Essay On Healthy Mouth Healthy Body
Dry mouth (xerostomia) is an early symptom of Sjogren’s syndrome, one of the most common autoimmune disorders (Al-Hashimi, 2001), and is also a side effect for a large number BOX 2-1Dental, Oral, and Craniofacial The word oral refers to the mouth.
The mouth includes not only the teeth and the gums (gingiva) and their supporting tissues but also the hard and soft palate, the mucosal lining of the mouth and throat, the tongue, the lips, the salivary glands, the chewing muscles, and the upper and lower jaws.
The surgeon general’s report Oral Health in America made it clear that oral health care is broader than dental care and that a healthy mouth is more than just healthy teeth (see Box 2-1). Journal of the American Dental Association 133(8):1064-1071.
The report described the mouth as a mirror of health and disease occurring in the rest of the body, in part because a thorough oral examination can detect signs of numerous general health problems, such as nutritional deficiencies and systemic diseases, including microbial infections, immune disorders, injuries, and some cancers (HHS, 2000b).
Finally, the chapter concludes with a discussion of basic health literacy issues (including oral health literacy), especially how they affect the ability of individuals, communities, and practitioners to improve oral health status.

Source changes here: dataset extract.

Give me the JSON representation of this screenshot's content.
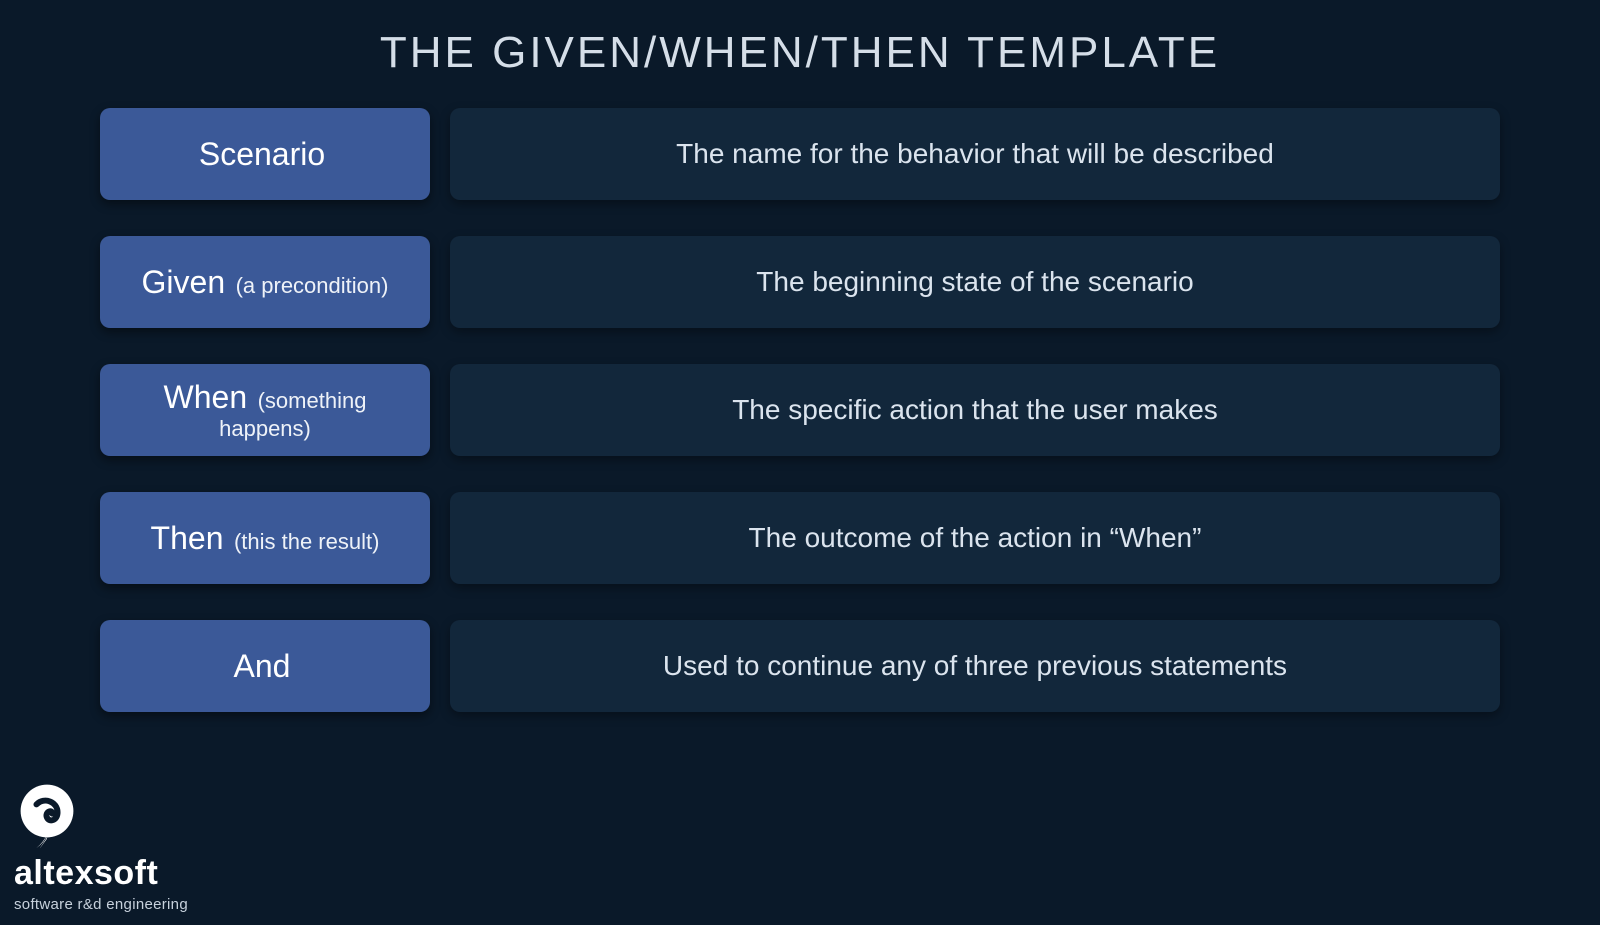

THE LINK BETWEEN ORAL HEALTH AND OVERALL HEALTH For people suffering from dental, oral, or craniofacial pain, the link between oral health and general well-being is beyond dispute.
However, for policy makers, payers, and health care professionals, a chasm dividing the two has developed over time and continues to exist today.
In effect, the oral health care field has remained separated from general health care (e.g., medicine, pharmacy, nursing, allied health professions).
Recently, however, researchers and others have placed a greater emphasis on establishing and clarifying the oral-systemic linkages. Oral cancer knowledge, risk factors and characteristics of subjects in a large oral cancer screening program.
The genetic patterning of development in utero further reveals the intimate relationship of the oral tissues to the developing brain and to the tissues of the face and head that surround the mouth, structures whose location is captured in the word craniofacial. of prescribed medications (Nabi et al., 2006; Uher et al., 2009; Weinberger et al., 2010).
Next, the overall health status of the American population is reviewed, and the oral health status and utilization patterns of various vulnerable and underserved populations are considered.
The chapter continues with the examination of preventive oral health interventions for many oral diseases. Department of Health and Human Services (HHS) in health literacy and prevention are discussed in Chapter 4.
Further, there is mounting evidence that oral health complications not only reflect general health conditions but also exacerbate them.
Infections that begin in the mouth can travel throughout the body.